§ **EXERCISE OBJECTIVE**:
Among the lines below, list those containing the string "icon".

[RECORD EXCERPTS Boundary: Start]

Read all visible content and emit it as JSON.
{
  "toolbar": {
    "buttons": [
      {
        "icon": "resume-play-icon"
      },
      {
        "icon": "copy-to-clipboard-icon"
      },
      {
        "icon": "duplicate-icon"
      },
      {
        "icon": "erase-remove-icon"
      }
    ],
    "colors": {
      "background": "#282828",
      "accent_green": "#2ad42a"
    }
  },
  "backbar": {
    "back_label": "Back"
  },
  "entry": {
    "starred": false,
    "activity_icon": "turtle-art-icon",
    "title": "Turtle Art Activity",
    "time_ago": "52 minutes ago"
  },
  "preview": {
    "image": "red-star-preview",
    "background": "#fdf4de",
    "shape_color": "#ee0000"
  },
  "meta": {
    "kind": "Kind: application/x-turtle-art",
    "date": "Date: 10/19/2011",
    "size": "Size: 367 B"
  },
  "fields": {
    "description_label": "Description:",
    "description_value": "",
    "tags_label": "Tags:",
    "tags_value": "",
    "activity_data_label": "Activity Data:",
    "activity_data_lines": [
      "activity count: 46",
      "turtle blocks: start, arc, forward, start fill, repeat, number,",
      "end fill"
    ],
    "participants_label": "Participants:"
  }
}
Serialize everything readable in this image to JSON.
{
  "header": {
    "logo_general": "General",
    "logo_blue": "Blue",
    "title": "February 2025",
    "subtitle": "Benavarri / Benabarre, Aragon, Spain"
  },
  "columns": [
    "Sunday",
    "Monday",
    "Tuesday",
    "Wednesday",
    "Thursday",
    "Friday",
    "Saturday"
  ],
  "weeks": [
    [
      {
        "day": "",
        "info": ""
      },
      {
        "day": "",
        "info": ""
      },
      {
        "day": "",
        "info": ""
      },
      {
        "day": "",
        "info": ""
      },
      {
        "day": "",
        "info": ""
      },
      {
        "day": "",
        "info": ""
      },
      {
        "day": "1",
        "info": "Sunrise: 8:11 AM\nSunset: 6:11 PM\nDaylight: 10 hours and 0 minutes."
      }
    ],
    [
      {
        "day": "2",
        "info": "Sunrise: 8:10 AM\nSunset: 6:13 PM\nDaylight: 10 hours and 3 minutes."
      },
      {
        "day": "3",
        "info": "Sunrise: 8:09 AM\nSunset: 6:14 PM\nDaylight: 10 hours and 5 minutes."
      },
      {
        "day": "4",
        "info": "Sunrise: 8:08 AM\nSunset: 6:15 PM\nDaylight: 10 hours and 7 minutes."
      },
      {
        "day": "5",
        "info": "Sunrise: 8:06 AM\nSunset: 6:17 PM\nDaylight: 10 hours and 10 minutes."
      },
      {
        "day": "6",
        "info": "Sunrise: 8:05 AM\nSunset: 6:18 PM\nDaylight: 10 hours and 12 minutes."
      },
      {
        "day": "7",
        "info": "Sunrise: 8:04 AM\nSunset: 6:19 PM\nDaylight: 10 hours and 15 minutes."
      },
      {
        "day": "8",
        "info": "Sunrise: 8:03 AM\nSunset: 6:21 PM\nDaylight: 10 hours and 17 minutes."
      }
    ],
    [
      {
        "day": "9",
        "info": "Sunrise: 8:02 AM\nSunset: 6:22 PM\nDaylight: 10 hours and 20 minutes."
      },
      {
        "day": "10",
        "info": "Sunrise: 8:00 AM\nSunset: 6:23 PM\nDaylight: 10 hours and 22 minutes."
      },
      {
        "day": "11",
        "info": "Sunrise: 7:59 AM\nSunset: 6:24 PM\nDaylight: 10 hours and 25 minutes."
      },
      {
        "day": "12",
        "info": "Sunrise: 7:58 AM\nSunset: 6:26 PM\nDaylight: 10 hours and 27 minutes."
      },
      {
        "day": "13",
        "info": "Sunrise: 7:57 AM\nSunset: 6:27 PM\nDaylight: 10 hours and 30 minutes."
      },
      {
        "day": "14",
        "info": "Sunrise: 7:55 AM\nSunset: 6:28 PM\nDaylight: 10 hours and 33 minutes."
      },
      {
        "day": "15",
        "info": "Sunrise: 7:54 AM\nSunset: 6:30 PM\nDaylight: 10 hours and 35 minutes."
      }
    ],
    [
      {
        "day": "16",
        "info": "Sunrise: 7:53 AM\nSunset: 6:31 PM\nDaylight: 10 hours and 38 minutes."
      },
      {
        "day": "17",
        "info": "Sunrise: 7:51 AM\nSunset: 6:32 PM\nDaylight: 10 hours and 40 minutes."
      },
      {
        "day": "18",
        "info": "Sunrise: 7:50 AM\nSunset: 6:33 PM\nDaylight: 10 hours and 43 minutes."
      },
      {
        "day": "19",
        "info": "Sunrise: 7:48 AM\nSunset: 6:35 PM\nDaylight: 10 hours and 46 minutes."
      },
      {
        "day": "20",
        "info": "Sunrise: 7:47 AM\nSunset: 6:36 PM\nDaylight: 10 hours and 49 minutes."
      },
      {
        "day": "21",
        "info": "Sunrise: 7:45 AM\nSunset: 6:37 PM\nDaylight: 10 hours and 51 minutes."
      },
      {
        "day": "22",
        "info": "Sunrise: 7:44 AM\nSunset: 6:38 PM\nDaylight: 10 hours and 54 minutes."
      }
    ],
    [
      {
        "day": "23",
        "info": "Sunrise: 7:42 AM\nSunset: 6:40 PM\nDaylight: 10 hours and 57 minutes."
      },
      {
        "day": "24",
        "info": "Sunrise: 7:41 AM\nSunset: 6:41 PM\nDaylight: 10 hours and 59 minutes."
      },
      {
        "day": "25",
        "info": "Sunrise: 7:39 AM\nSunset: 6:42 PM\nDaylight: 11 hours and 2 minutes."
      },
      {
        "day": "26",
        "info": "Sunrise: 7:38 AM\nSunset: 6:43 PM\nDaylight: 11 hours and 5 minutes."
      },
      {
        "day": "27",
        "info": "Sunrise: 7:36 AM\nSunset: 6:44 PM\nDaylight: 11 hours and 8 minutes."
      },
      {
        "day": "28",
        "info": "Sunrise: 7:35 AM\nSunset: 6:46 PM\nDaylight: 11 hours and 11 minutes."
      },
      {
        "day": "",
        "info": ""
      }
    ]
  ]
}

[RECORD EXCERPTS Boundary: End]

§ **ANSWER TO THIS TASK**:
        "icon": "resume-play-icon"
        "icon": "copy-to-clipboard-icon"
        "icon": "duplicate-icon"
        "icon": "erase-remove-icon"
    "activity_icon": "turtle-art-icon",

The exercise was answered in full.